=== Your goal ===
All entries must be extracted exactly, with nothing added or dropped.
Input records START
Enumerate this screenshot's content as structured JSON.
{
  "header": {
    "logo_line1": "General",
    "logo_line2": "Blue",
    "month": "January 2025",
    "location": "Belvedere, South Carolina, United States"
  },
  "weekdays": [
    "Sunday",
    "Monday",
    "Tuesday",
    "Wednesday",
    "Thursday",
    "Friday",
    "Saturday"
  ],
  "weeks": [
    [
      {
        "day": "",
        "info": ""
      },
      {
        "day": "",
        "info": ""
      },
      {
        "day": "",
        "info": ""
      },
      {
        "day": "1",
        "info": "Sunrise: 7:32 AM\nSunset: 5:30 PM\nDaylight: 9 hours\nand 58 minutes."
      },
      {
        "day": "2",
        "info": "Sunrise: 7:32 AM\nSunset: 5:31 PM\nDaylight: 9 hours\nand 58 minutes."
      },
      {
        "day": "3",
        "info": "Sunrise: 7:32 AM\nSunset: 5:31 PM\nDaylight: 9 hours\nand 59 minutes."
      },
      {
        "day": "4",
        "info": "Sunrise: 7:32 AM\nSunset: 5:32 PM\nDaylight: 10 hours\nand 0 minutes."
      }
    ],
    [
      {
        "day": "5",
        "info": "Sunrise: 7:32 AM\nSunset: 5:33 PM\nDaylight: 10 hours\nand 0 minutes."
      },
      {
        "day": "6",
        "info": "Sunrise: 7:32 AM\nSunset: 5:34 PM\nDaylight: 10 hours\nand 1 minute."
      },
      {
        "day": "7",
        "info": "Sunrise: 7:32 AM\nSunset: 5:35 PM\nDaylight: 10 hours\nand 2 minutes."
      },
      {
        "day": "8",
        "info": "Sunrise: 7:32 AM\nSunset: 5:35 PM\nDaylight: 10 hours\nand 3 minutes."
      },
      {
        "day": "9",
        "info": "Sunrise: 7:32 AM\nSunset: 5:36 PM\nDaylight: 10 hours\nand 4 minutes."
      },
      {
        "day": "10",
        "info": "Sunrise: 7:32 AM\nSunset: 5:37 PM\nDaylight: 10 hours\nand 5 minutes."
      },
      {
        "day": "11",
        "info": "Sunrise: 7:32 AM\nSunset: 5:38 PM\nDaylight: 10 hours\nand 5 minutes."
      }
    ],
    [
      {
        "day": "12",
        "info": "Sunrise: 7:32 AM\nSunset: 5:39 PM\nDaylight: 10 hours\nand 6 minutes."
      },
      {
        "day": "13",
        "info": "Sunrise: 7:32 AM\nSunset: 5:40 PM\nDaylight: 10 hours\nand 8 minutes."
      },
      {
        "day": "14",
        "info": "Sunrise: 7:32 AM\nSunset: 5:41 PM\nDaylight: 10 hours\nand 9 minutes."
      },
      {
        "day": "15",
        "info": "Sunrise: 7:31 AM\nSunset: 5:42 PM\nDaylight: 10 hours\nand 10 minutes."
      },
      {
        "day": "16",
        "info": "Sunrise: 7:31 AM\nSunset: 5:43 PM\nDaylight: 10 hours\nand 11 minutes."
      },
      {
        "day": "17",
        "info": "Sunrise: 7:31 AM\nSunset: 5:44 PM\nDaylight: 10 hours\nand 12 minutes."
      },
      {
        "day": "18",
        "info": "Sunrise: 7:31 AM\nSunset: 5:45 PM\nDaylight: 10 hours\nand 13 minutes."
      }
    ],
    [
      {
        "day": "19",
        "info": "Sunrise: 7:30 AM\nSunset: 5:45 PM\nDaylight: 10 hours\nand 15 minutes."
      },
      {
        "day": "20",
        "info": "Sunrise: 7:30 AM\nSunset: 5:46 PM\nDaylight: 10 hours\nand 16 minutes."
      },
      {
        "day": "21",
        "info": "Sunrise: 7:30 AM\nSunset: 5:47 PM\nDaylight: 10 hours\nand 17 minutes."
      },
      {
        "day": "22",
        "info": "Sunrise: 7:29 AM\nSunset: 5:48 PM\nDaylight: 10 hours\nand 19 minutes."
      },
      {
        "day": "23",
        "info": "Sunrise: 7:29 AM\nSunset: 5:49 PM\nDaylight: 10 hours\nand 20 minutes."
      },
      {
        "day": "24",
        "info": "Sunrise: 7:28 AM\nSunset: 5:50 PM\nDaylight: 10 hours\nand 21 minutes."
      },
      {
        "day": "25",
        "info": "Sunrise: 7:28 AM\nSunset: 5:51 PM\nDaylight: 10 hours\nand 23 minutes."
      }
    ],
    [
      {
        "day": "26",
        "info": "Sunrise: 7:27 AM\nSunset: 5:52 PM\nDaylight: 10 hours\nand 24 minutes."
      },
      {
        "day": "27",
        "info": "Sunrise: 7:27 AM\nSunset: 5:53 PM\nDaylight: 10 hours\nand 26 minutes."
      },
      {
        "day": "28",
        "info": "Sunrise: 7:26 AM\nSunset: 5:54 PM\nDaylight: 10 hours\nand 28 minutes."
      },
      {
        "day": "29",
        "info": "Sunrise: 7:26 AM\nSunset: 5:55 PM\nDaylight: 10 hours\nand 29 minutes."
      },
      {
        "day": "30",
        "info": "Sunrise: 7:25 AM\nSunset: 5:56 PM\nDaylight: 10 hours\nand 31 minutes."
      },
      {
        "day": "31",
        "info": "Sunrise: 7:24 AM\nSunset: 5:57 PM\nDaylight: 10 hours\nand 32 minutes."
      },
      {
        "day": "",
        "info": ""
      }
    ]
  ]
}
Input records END
=== Exercise result ===
Enumerate this screenshot's content as structured JSON.
{
  "header": {
    "logo_line1": "General",
    "logo_line2": "Blue",
    "month": "January 2025",
    "location": "Belvedere, South Carolina, United States"
  },
  "weekdays": [
    "Sunday",
    "Monday",
    "Tuesday",
    "Wednesday",
    "Thursday",
    "Friday",
    "Saturday"
  ],
  "weeks": [
    [
      {
        "day": "",
        "info": ""
      },
      {
        "day": "",
        "info": ""
      },
      {
        "day": "",
        "info": ""
      },
      {
        "day": "1",
        "info": "Sunrise: 7:32 AM\nSunset: 5:30 PM\nDaylight: 9 hours\nand 58 minutes."
      },
      {
        "day": "2",
        "info": "Sunrise: 7:32 AM\nSunset: 5:31 PM\nDaylight: 9 hours\nand 58 minutes."
      },
      {
        "day": "3",
        "info": "Sunrise: 7:32 AM\nSunset: 5:31 PM\nDaylight: 9 hours\nand 59 minutes."
      },
      {
        "day": "4",
        "info": "Sunrise: 7:32 AM\nSunset: 5:32 PM\nDaylight: 10 hours\nand 0 minutes."
      }
    ],
    [
      {
        "day": "5",
        "info": "Sunrise: 7:32 AM\nSunset: 5:33 PM\nDaylight: 10 hours\nand 0 minutes."
      },
      {
        "day": "6",
        "info": "Sunrise: 7:32 AM\nSunset: 5:34 PM\nDaylight: 10 hours\nand 1 minute."
      },
      {
        "day": "7",
        "info": "Sunrise: 7:32 AM\nSunset: 5:35 PM\nDaylight: 10 hours\nand 2 minutes."
      },
      {
        "day": "8",
        "info": "Sunrise: 7:32 AM\nSunset: 5:35 PM\nDaylight: 10 hours\nand 3 minutes."
      },
      {
        "day": "9",
        "info": "Sunrise: 7:32 AM\nSunset: 5:36 PM\nDaylight: 10 hours\nand 4 minutes."
      },
      {
        "day": "10",
        "info": "Sunrise: 7:32 AM\nSunset: 5:37 PM\nDaylight: 10 hours\nand 5 minutes."
      },
      {
        "day": "11",
        "info": "Sunrise: 7:32 AM\nSunset: 5:38 PM\nDaylight: 10 hours\nand 5 minutes."
      }
    ],
    [
      {
        "day": "12",
        "info": "Sunrise: 7:32 AM\nSunset: 5:39 PM\nDaylight: 10 hours\nand 6 minutes."
      },
      {
        "day": "13",
        "info": "Sunrise: 7:32 AM\nSunset: 5:40 PM\nDaylight: 10 hours\nand 8 minutes."
      },
      {
        "day": "14",
        "info": "Sunrise: 7:32 AM\nSunset: 5:41 PM\nDaylight: 10 hours\nand 9 minutes."
      },
      {
        "day": "15",
        "info": "Sunrise: 7:31 AM\nSunset: 5:42 PM\nDaylight: 10 hours\nand 10 minutes."
      },
      {
        "day": "16",
        "info": "Sunrise: 7:31 AM\nSunset: 5:43 PM\nDaylight: 10 hours\nand 11 minutes."
      },
      {
        "day": "17",
        "info": "Sunrise: 7:31 AM\nSunset: 5:44 PM\nDaylight: 10 hours\nand 12 minutes."
      },
      {
        "day": "18",
        "info": "Sunrise: 7:31 AM\nSunset: 5:45 PM\nDaylight: 10 hours\nand 13 minutes."
      }
    ],
    [
      {
        "day": "19",
        "info": "Sunrise: 7:30 AM\nSunset: 5:45 PM\nDaylight: 10 hours\nand 15 minutes."
      },
      {
        "day": "20",
        "info": "Sunrise: 7:30 AM\nSunset: 5:46 PM\nDaylight: 10 hours\nand 16 minutes."
      },
      {
        "day": "21",
        "info": "Sunrise: 7:30 AM\nSunset: 5:47 PM\nDaylight: 10 hours\nand 17 minutes."
      },
      {
        "day": "22",
        "info": "Sunrise: 7:29 AM\nSunset: 5:48 PM\nDaylight: 10 hours\nand 19 minutes."
      },
      {
        "day": "23",
        "info": "Sunrise: 7:29 AM\nSunset: 5:49 PM\nDaylight: 10 hours\nand 20 minutes."
      },
      {
        "day": "24",
        "info": "Sunrise: 7:28 AM\nSunset: 5:50 PM\nDaylight: 10 hours\nand 21 minutes."
      },
      {
        "day": "25",
        "info": "Sunrise: 7:28 AM\nSunset: 5:51 PM\nDaylight: 10 hours\nand 23 minutes."
      }
    ],
    [
      {
        "day": "26",
        "info": "Sunrise: 7:27 AM\nSunset: 5:52 PM\nDaylight: 10 hours\nand 24 minutes."
      },
      {
        "day": "27",
        "info": "Sunrise: 7:27 AM\nSunset: 5:53 PM\nDaylight: 10 hours\nand 26 minutes."
      },
      {
        "day": "28",
        "info": "Sunrise: 7:26 AM\nSunset: 5:54 PM\nDaylight: 10 hours\nand 28 minutes."
      },
      {
        "day": "29",
        "info": "Sunrise: 7:26 AM\nSunset: 5:55 PM\nDaylight: 10 hours\nand 29 minutes."
      },
      {
        "day": "30",
        "info": "Sunrise: 7:25 AM\nSunset: 5:56 PM\nDaylight: 10 hours\nand 31 minutes."
      },
      {
        "day": "31",
        "info": "Sunrise: 7:24 AM\nSunset: 5:57 PM\nDaylight: 10 hours\nand 32 minutes."
      },
      {
        "day": "",
        "info": ""
      }
    ]
  ]
}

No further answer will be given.